Watching people come and go I noticed that in the space of less than 50 yards, three men, presumably homeless, sat on the pavement begging. I saw too that several shops had closed down, including two charity shops. So why am I so offended to see a poster quoting Levi plastered on a wall in Glasgow? Because it normalises hate much in the same way that daubing shop windows with Nazi swastikas stakes a claim on neutral territory. Because it’s a piece of misdirection. Because there are bigger problems. In a crowded field it’s no more than a puerile gesture but even so, it’s remiss of those responsible not to include the rest of Levi’s quote.

“Every age has its own fascism… and we see the warning signs wherever the concentration of power denies citizens the possibility and the means of expressing and acting on their own free will. There are many ways of reaching this point, and not just through the terror of police intimidation, but by denying and distorting information, by undermining systems of justice, by paralyzing the education system, and by spreading in a myriad subtle ways nostalgia for a world where order reigned, and where the security of a privileged few depends on the forced labour and the forced silence of the many.”

Levi’s words remind how a trivial act – refusing to pay for a TV licence – stands for a loss of faith. In my gesture of defiance it seems I’m not alone. No one knows for sure, but figures range from 70,000 to 100,000 licence payers dropping out each month. Of Levi’s assertions, for me probably the most pernicious is the manipulation of culture and the creation of fake nostalgia exemplified by the term ‘Great British’ affixed to countless TV shows in an attempt to conjure up a cosy, very English portrait of shared purpose and principles that in fact never existed.

Do I miss live TV? No. If anything I’m more discerning what I give my time and money to. On social media recently I noticed one of those ‘be careful what you wish for’ tweets claiming how £12.90 a month for full access to BBC content is the best value for money broadcast deal one can buy and that scrapping the licence fee might be ill-judged.
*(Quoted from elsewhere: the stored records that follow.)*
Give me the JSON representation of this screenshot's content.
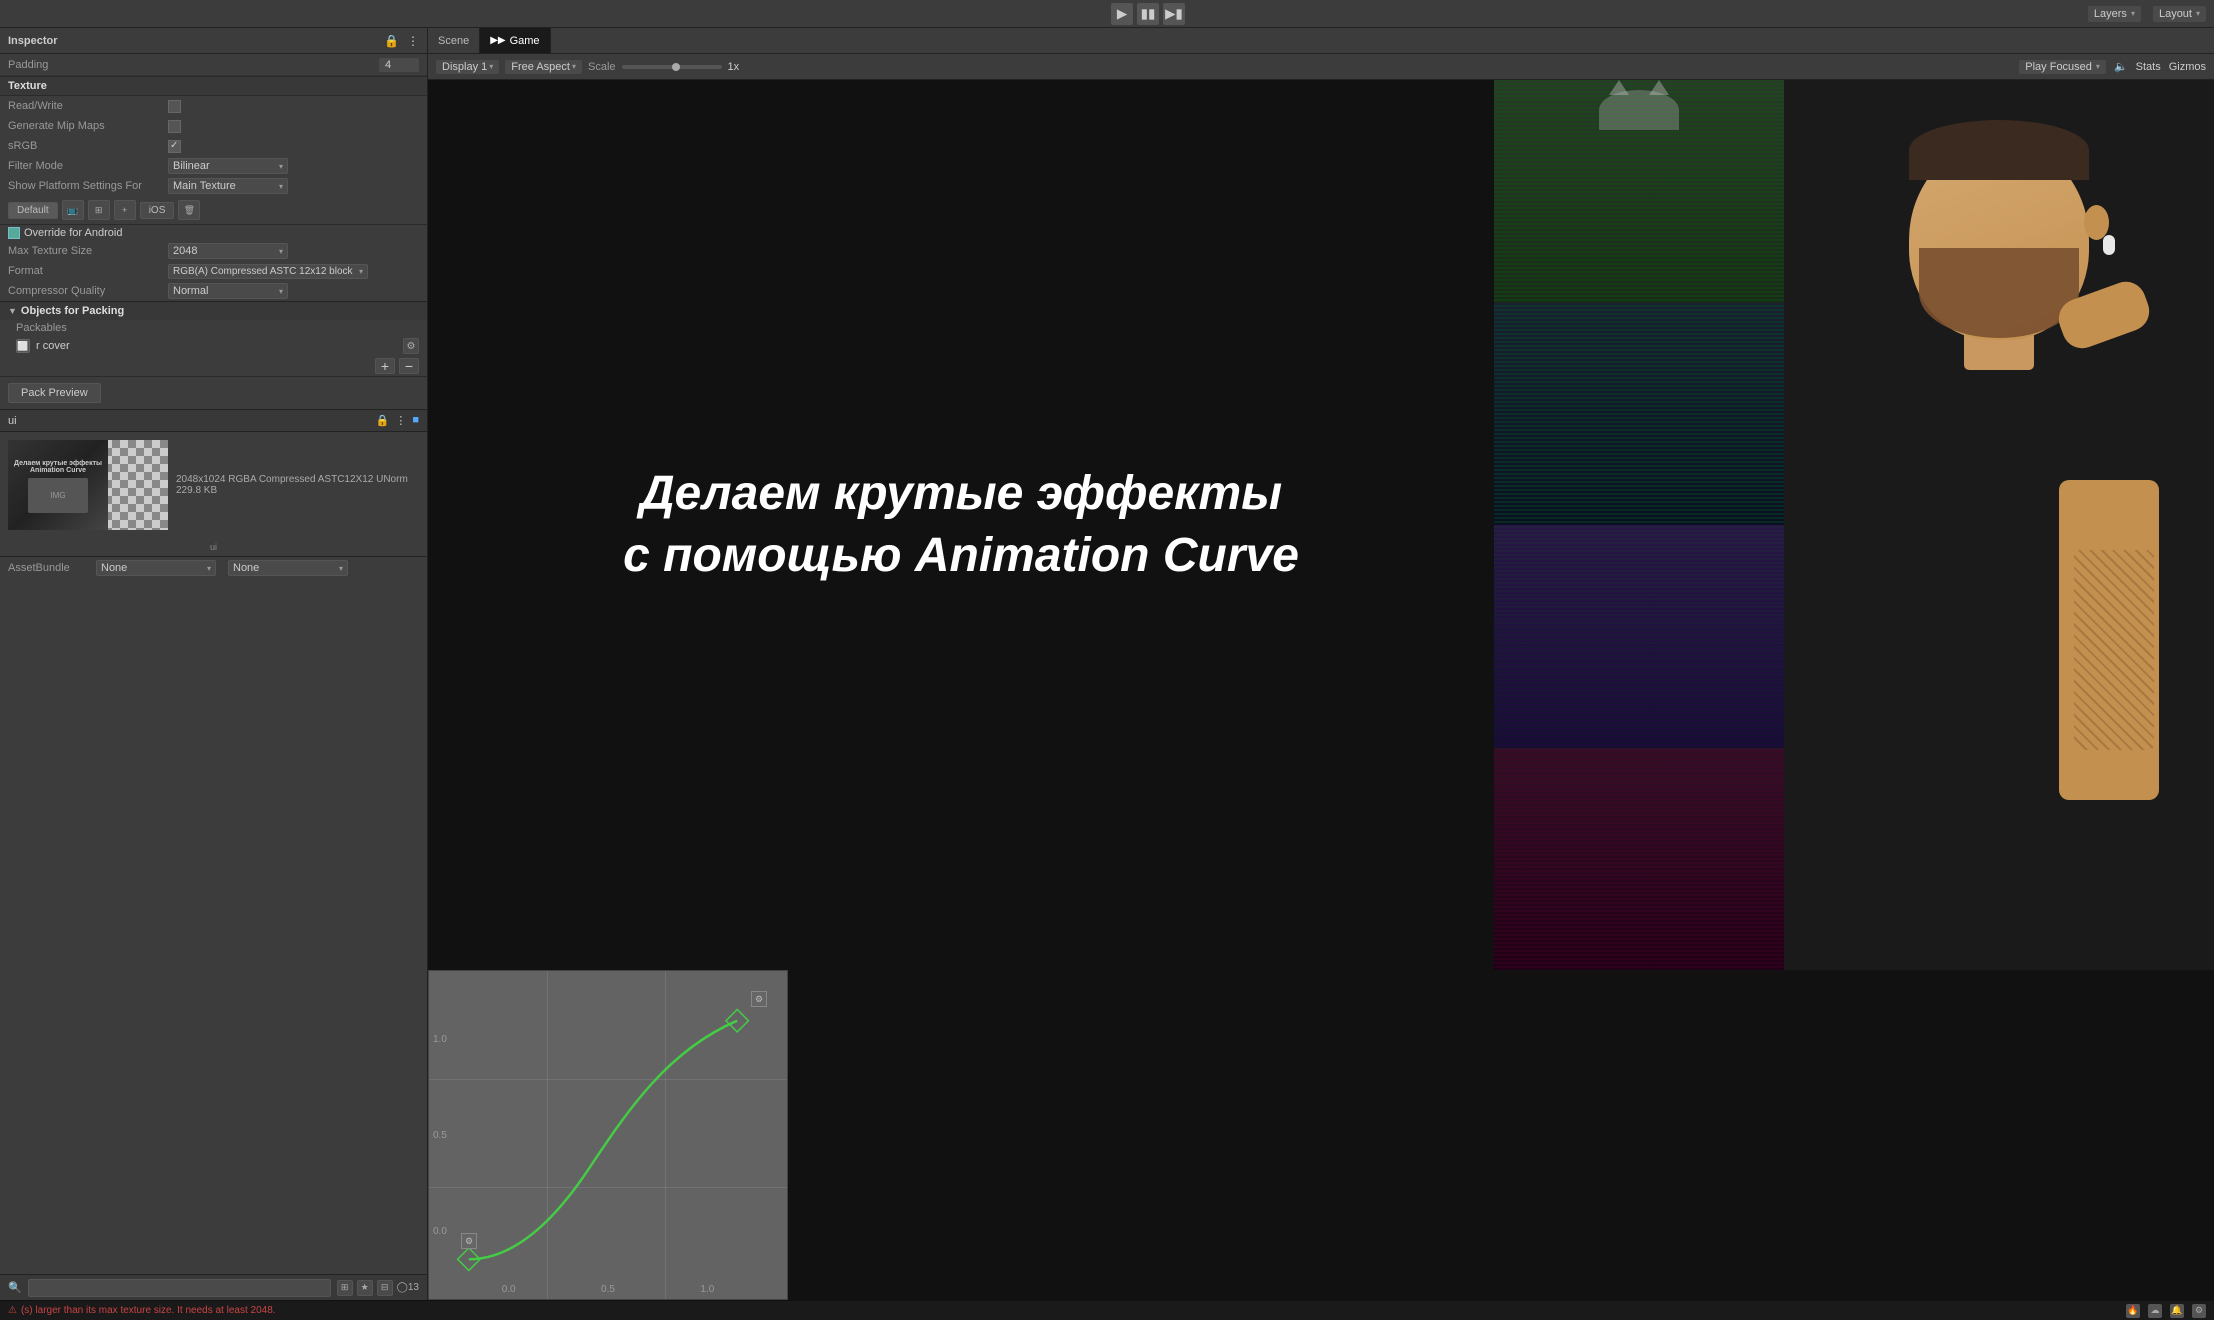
{
  "topBar": {
    "layers_label": "Layers",
    "layout_label": "Layout",
    "chevron": "▾"
  },
  "inspector": {
    "title": "Inspector",
    "padding_label": "Padding",
    "padding_value": "4",
    "texture_section": "Texture",
    "read_write_label": "Read/Write",
    "read_write_checked": false,
    "generate_mip_maps_label": "Generate Mip Maps",
    "generate_mip_maps_checked": false,
    "srgb_label": "sRGB",
    "srgb_checked": true,
    "filter_mode_label": "Filter Mode",
    "filter_mode_value": "Bilinear",
    "show_platform_label": "Show Platform Settings For",
    "show_platform_value": "Main Texture",
    "platform_default": "Default",
    "platform_ios": "iOS",
    "override_label": "Override for Android",
    "override_checked": true,
    "max_texture_size_label": "Max Texture Size",
    "max_texture_size_value": "2048",
    "format_label": "Format",
    "format_value": "RGB(A) Compressed ASTC 12x12 block",
    "compressor_quality_label": "Compressor Quality",
    "compressor_quality_value": "Normal",
    "objects_for_packing": "Objects for Packing",
    "packables_label": "Packables",
    "cover_label": "r cover",
    "pack_preview_btn": "Pack Preview",
    "preview_section_label": "ui",
    "texture_info": "2048x1024 RGBA Compressed ASTC12X12 UNorm  229.8 KB",
    "asset_bundle_label": "AssetBundle",
    "asset_bundle_value": "None",
    "asset_bundle_value2": "None"
  },
  "bottomSearch": {
    "placeholder": "",
    "item_count": "13"
  },
  "gameTabs": {
    "scene_tab": "Scene",
    "game_tab": "Game",
    "display_label": "Display 1",
    "aspect_label": "Free Aspect",
    "scale_label": "Scale",
    "scale_value": "1x",
    "play_focused_label": "Play Focused",
    "stats_label": "Stats",
    "gizmos_label": "Gizmos"
  },
  "gameView": {
    "russian_line1": "Делаем крутые эффекты",
    "russian_line2": "с помощью Animation Curve"
  },
  "animCurve": {
    "label_x1": "0.0",
    "label_x2": "0.5",
    "label_x3": "1.0",
    "label_y1": "1.0",
    "label_y2": "0.5",
    "label_y3": "0.0"
  },
  "statusBar": {
    "error_text": "(s) larger than its max texture size. It needs at least 2048.",
    "warning_icon": "⚠",
    "error_icon": "✕"
  }
}
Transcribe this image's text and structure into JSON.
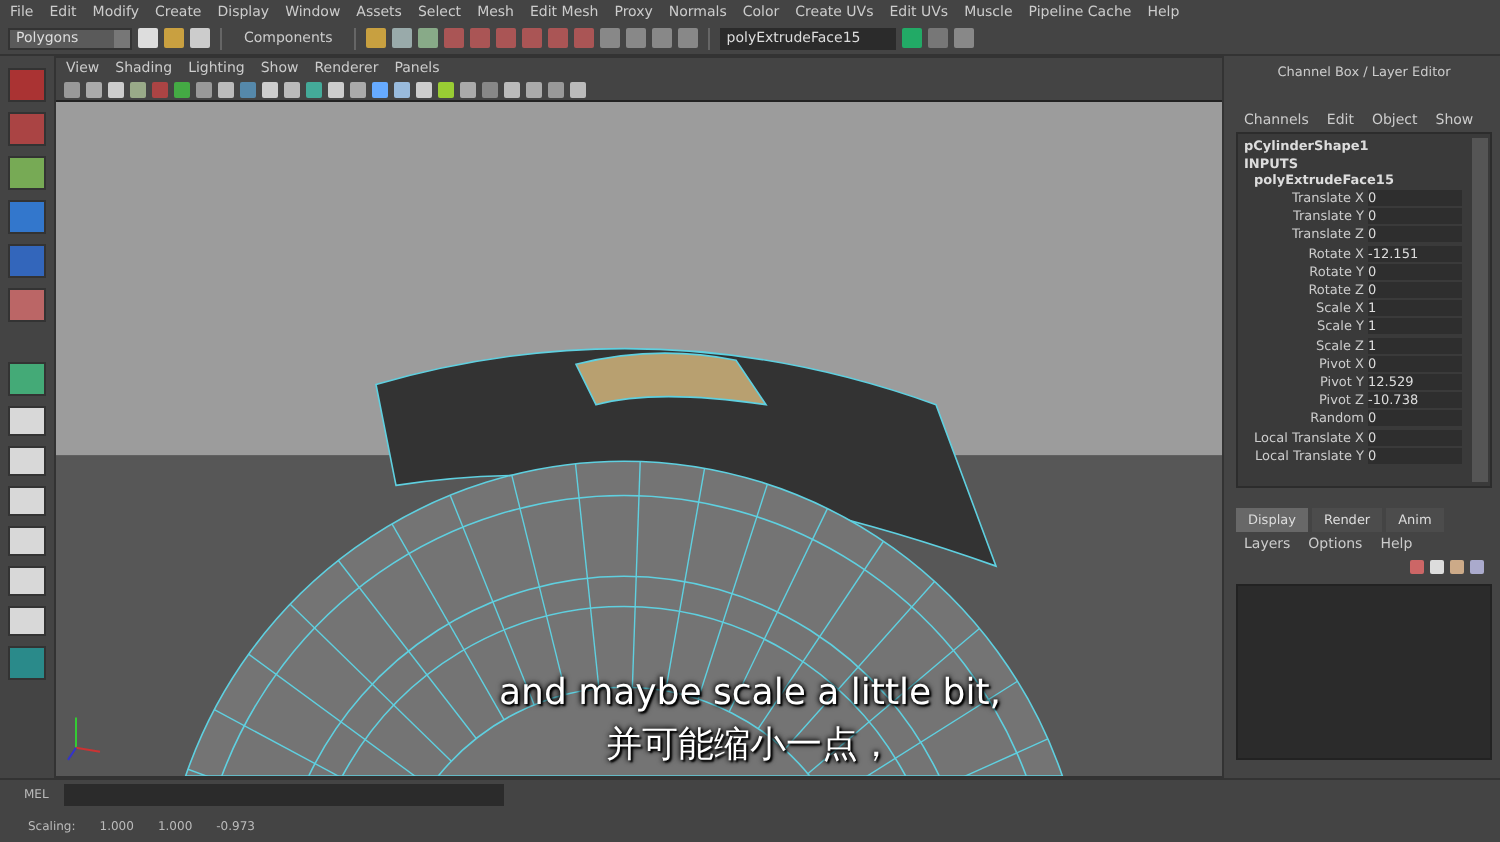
{
  "menu_bar": [
    "File",
    "Edit",
    "Modify",
    "Create",
    "Display",
    "Window",
    "Assets",
    "Select",
    "Mesh",
    "Edit Mesh",
    "Proxy",
    "Normals",
    "Color",
    "Create UVs",
    "Edit UVs",
    "Muscle",
    "Pipeline Cache",
    "Help"
  ],
  "toolbar": {
    "mode": "Polygons",
    "components_label": "Components",
    "object_field": "polyExtrudeFace15"
  },
  "viewport": {
    "menu": [
      "View",
      "Shading",
      "Lighting",
      "Show",
      "Renderer",
      "Panels"
    ]
  },
  "channel_box": {
    "title": "Channel Box / Layer Editor",
    "menu": [
      "Channels",
      "Edit",
      "Object",
      "Show"
    ],
    "object": "pCylinderShape1",
    "section": "INPUTS",
    "node": "polyExtrudeFace15",
    "attributes": [
      {
        "name": "Translate X",
        "value": "0"
      },
      {
        "name": "Translate Y",
        "value": "0"
      },
      {
        "name": "Translate Z",
        "value": "0"
      },
      {
        "name": "Rotate X",
        "value": "-12.151"
      },
      {
        "name": "Rotate Y",
        "value": "0"
      },
      {
        "name": "Rotate Z",
        "value": "0"
      },
      {
        "name": "Scale X",
        "value": "1"
      },
      {
        "name": "Scale Y",
        "value": "1"
      },
      {
        "name": "Scale Z",
        "value": "1"
      },
      {
        "name": "Pivot X",
        "value": "0"
      },
      {
        "name": "Pivot Y",
        "value": "12.529"
      },
      {
        "name": "Pivot Z",
        "value": "-10.738"
      },
      {
        "name": "Random",
        "value": "0"
      },
      {
        "name": "Local Translate X",
        "value": "0"
      },
      {
        "name": "Local Translate Y",
        "value": "0"
      }
    ]
  },
  "layer_editor": {
    "tabs": [
      {
        "label": "Display",
        "selected": true
      },
      {
        "label": "Render",
        "selected": false
      },
      {
        "label": "Anim",
        "selected": false
      }
    ],
    "menu": [
      "Layers",
      "Options",
      "Help"
    ]
  },
  "command_line": {
    "label": "MEL"
  },
  "status": {
    "label": "Scaling:",
    "values": [
      "1.000",
      "1.000",
      "-0.973"
    ]
  },
  "subtitles": [
    "and maybe scale a little bit,",
    "并可能缩小一点，"
  ]
}
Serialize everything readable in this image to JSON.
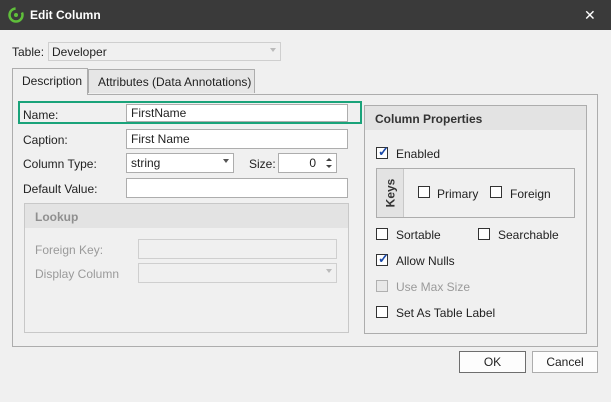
{
  "window": {
    "title": "Edit Column",
    "icon": "app-logo-icon",
    "close_glyph": "✕"
  },
  "table_selector": {
    "label": "Table:",
    "value": "Developer"
  },
  "tabs": [
    {
      "label": "Description",
      "active": true
    },
    {
      "label": "Attributes (Data Annotations)",
      "active": false
    }
  ],
  "fields": {
    "name": {
      "label": "Name:",
      "value": "FirstName"
    },
    "caption": {
      "label": "Caption:",
      "value": "First Name"
    },
    "column_type": {
      "label": "Column Type:",
      "value": "string"
    },
    "size": {
      "label": "Size:",
      "value": "0"
    },
    "default_value": {
      "label": "Default Value:",
      "value": ""
    }
  },
  "lookup": {
    "title": "Lookup",
    "foreign_key": {
      "label": "Foreign Key:",
      "value": ""
    },
    "display_column": {
      "label": "Display Column",
      "value": ""
    }
  },
  "column_properties": {
    "title": "Column Properties",
    "enabled": {
      "label": "Enabled",
      "checked": true
    },
    "keys": {
      "title": "Keys",
      "primary": {
        "label": "Primary",
        "checked": false
      },
      "foreign": {
        "label": "Foreign",
        "checked": false
      }
    },
    "sortable": {
      "label": "Sortable",
      "checked": false
    },
    "searchable": {
      "label": "Searchable",
      "checked": false
    },
    "allow_nulls": {
      "label": "Allow Nulls",
      "checked": true
    },
    "use_max_size": {
      "label": "Use Max Size",
      "checked": false,
      "disabled": true
    },
    "set_as_table_label": {
      "label": "Set As Table Label",
      "checked": false
    }
  },
  "buttons": {
    "ok": "OK",
    "cancel": "Cancel"
  },
  "colors": {
    "titlebar": "#3a3a3a",
    "highlight": "#1aa37a",
    "check": "#1b4aa8"
  }
}
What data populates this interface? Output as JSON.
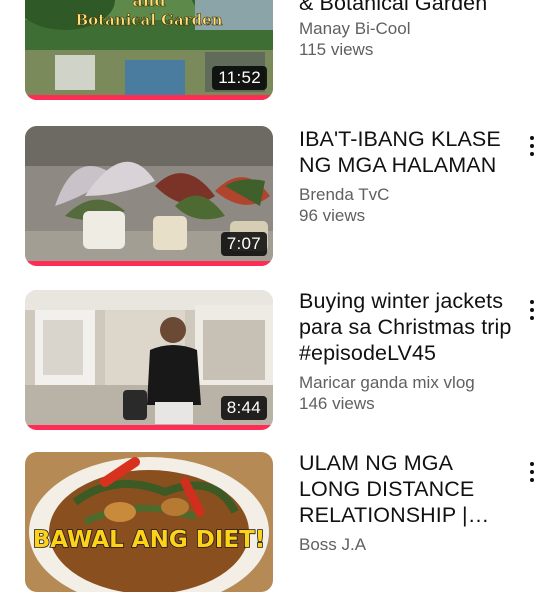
{
  "videos": [
    {
      "title": "& Botanical Garden",
      "channel": "Manay Bi-Cool",
      "views": "115 views",
      "duration": "11:52",
      "thumb_text": [
        "and",
        "Botanical Garden"
      ],
      "watched": 1.0
    },
    {
      "title": "IBA'T-IBANG KLASE NG MGA HALAMAN",
      "channel": "Brenda TvC",
      "views": "96 views",
      "duration": "7:07",
      "watched": 1.0
    },
    {
      "title": "Buying winter jackets para sa Christmas trip #episodeLV45",
      "channel": "Maricar ganda mix vlog",
      "views": "146 views",
      "duration": "8:44",
      "watched": 1.0
    },
    {
      "title": "ULAM NG MGA LONG DISTANCE RELATIONSHIP | AD...",
      "channel": "Boss J.A",
      "views": "",
      "thumb_text": "BAWAL ANG DIET!"
    }
  ],
  "colors": {
    "progress": "#ff2d55",
    "text_primary": "#111111",
    "text_secondary": "#606060"
  },
  "icons": {
    "more": "more-vert-icon"
  }
}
If that’s the case – and if the quality of the BBC’s output is THAT good – then let the market decide. After all, in some ways the BBC is an analogue of the UK in its self-declared exceptionalism. As another tweeter responded, “nothing you are forced to buy is good value.” Hard to argue with that.

The above image is of the Palazzo della Civiltà Italiana or Colosseo Quadrato in the EUR, Rome taken by me a few years ago. It has featured in numerous films including, Rome, Open City, The Conformist and The Belly of an Architect. At the top of its facade is an inscription: “Un popolo di poeti, di artisti, di eroi, di santi, di pensatori, di scienziati, di navigatori, di trasmigratori.” In English it translates as “a nation of poets, of artists, of heroes, of saints, of thinkers, of scientists, of navigators, of transmigrators.